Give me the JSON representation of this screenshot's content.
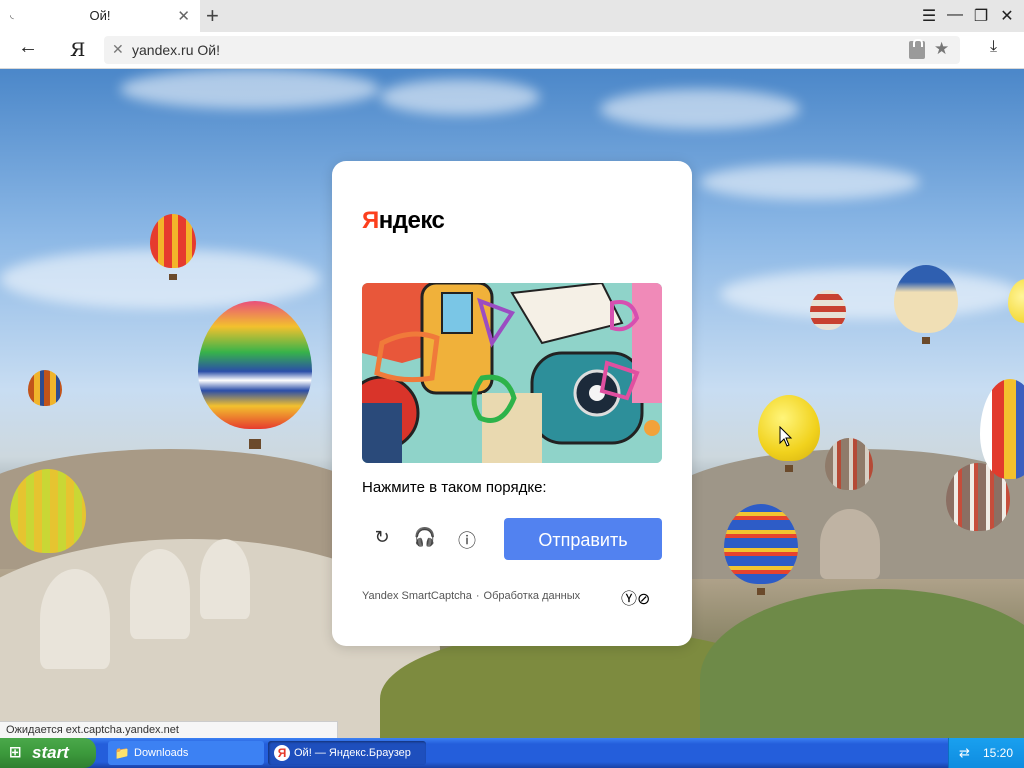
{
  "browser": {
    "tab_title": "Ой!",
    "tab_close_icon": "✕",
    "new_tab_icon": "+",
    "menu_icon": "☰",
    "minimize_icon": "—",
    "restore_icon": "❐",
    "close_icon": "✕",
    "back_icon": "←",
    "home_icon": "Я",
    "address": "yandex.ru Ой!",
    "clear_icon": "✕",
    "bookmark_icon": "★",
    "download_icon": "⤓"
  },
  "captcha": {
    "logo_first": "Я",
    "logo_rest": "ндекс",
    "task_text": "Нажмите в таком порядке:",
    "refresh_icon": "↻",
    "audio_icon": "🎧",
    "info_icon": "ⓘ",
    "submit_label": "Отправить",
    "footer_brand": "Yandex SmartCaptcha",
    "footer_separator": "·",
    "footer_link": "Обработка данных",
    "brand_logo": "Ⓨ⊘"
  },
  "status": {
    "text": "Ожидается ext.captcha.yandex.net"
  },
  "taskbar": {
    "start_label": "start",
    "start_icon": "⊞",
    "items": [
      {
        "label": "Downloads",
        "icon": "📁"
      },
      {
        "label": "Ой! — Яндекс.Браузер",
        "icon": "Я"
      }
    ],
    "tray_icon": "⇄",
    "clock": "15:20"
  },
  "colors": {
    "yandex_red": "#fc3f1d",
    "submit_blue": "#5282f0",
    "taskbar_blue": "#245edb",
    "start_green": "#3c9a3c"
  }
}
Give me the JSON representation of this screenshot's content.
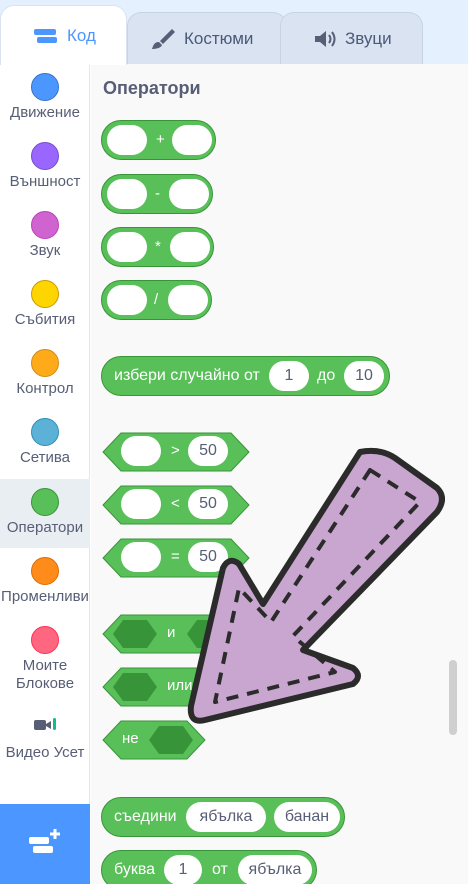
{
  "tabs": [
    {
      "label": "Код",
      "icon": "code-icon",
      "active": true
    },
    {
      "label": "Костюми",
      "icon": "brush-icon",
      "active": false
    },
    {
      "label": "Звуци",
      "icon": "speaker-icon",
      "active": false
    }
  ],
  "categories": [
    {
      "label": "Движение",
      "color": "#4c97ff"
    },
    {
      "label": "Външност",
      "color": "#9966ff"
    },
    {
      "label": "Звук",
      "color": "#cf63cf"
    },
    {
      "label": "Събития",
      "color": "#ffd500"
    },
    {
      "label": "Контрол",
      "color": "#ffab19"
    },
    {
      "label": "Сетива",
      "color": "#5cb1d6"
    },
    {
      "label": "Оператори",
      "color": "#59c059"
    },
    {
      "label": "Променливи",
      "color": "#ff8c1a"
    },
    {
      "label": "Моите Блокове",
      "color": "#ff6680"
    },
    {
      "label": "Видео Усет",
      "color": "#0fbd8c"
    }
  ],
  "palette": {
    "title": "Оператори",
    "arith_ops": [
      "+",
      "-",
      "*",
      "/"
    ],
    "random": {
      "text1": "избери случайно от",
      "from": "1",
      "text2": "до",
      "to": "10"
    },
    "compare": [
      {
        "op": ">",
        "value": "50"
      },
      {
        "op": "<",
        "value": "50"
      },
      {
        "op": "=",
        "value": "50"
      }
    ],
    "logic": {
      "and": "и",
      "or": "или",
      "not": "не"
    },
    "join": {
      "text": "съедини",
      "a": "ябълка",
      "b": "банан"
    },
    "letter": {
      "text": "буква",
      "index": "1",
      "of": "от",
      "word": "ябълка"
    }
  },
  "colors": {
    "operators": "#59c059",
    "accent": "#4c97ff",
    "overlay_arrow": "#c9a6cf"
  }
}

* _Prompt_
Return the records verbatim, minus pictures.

* _Final answer_
Give me the JSON representation of this screenshot's content.
{
  "browser": {
    "tab_title": "Ой!",
    "tab_close_icon": "✕",
    "new_tab_icon": "+",
    "menu_icon": "☰",
    "minimize_icon": "—",
    "restore_icon": "❐",
    "close_icon": "✕",
    "back_icon": "←",
    "home_icon": "Я",
    "address": "yandex.ru Ой!",
    "clear_icon": "✕",
    "bookmark_icon": "★",
    "download_icon": "⤓"
  },
  "captcha": {
    "logo_first": "Я",
    "logo_rest": "ндекс",
    "task_text": "Нажмите в таком порядке:",
    "refresh_icon": "↻",
    "audio_icon": "🎧",
    "info_icon": "ⓘ",
    "submit_label": "Отправить",
    "footer_brand": "Yandex SmartCaptcha",
    "footer_separator": "·",
    "footer_link": "Обработка данных",
    "brand_logo": "Ⓨ⊘"
  },
  "status": {
    "text": "Ожидается ext.captcha.yandex.net"
  },
  "taskbar": {
    "start_label": "start",
    "start_icon": "⊞",
    "items": [
      {
        "label": "Downloads",
        "icon": "📁"
      },
      {
        "label": "Ой! — Яндекс.Браузер",
        "icon": "Я"
      }
    ],
    "tray_icon": "⇄",
    "clock": "15:20"
  },
  "colors": {
    "yandex_red": "#fc3f1d",
    "submit_blue": "#5282f0",
    "taskbar_blue": "#245edb",
    "start_green": "#3c9a3c"
  }
}
Give me the JSON representation of this screenshot's content.
{
  "tabs": [
    {
      "label": "Код",
      "icon": "code-icon",
      "active": true
    },
    {
      "label": "Костюми",
      "icon": "brush-icon",
      "active": false
    },
    {
      "label": "Звуци",
      "icon": "speaker-icon",
      "active": false
    }
  ],
  "categories": [
    {
      "label": "Движение",
      "color": "#4c97ff"
    },
    {
      "label": "Външност",
      "color": "#9966ff"
    },
    {
      "label": "Звук",
      "color": "#cf63cf"
    },
    {
      "label": "Събития",
      "color": "#ffd500"
    },
    {
      "label": "Контрол",
      "color": "#ffab19"
    },
    {
      "label": "Сетива",
      "color": "#5cb1d6"
    },
    {
      "label": "Оператори",
      "color": "#59c059"
    },
    {
      "label": "Променливи",
      "color": "#ff8c1a"
    },
    {
      "label": "Моите Блокове",
      "color": "#ff6680"
    },
    {
      "label": "Видео Усет",
      "color": "#0fbd8c"
    }
  ],
  "palette": {
    "title": "Оператори",
    "arith_ops": [
      "+",
      "-",
      "*",
      "/"
    ],
    "random": {
      "text1": "избери случайно от",
      "from": "1",
      "text2": "до",
      "to": "10"
    },
    "compare": [
      {
        "op": ">",
        "value": "50"
      },
      {
        "op": "<",
        "value": "50"
      },
      {
        "op": "=",
        "value": "50"
      }
    ],
    "logic": {
      "and": "и",
      "or": "или",
      "not": "не"
    },
    "join": {
      "text": "съедини",
      "a": "ябълка",
      "b": "банан"
    },
    "letter": {
      "text": "буква",
      "index": "1",
      "of": "от",
      "word": "ябълка"
    }
  },
  "colors": {
    "operators": "#59c059",
    "accent": "#4c97ff",
    "overlay_arrow": "#c9a6cf"
  }
}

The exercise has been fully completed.